*** Opening of DATA RECORDS ***

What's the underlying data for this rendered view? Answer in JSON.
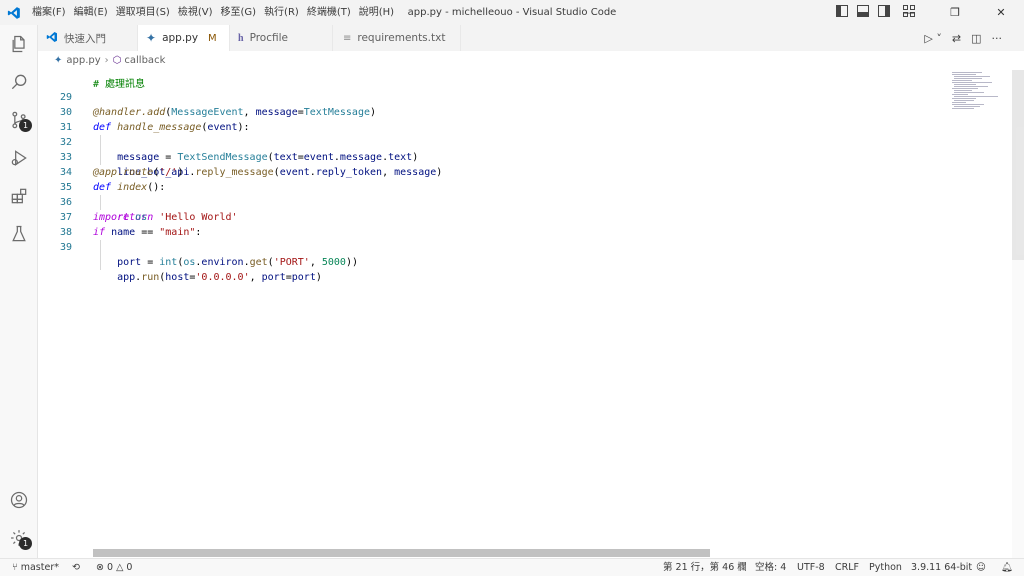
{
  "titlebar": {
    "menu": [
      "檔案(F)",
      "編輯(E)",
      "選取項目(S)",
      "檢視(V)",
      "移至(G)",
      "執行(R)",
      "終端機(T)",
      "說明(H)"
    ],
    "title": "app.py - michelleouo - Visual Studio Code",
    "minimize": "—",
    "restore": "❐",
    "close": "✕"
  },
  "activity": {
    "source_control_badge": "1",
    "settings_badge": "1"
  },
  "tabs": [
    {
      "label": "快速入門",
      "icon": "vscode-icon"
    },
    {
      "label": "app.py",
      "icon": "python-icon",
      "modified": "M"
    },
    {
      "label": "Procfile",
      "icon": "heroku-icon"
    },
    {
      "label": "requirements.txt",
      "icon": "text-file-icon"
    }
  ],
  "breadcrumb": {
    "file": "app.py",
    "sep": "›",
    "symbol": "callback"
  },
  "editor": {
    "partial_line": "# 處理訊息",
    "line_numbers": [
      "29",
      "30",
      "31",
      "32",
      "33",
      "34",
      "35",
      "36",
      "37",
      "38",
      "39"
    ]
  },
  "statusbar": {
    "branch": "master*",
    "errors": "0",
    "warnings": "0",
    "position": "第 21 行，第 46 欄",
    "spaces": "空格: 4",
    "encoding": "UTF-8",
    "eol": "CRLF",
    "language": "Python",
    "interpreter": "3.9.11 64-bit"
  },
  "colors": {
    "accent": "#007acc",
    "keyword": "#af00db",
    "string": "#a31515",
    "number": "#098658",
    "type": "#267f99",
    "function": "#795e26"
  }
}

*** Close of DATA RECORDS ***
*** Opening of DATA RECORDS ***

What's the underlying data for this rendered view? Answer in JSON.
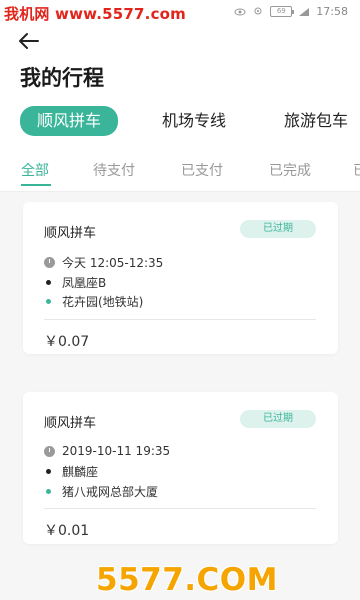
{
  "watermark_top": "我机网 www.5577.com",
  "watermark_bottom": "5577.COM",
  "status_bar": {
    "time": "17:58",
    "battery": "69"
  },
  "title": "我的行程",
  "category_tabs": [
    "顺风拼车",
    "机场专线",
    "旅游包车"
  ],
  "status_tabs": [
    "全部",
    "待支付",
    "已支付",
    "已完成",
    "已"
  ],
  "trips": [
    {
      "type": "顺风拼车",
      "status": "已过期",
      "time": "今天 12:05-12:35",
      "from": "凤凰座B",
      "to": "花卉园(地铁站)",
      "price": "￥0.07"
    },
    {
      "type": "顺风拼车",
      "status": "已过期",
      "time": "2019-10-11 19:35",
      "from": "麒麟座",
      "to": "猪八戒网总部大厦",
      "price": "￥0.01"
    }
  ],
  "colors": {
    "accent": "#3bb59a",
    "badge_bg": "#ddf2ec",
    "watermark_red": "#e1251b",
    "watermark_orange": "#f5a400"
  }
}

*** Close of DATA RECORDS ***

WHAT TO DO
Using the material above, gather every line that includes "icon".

RESPONSE FOR THIS EXERCISE
      "icon": "vscode-icon"
      "icon": "python-icon",
      "icon": "heroku-icon"
      "icon": "text-file-icon"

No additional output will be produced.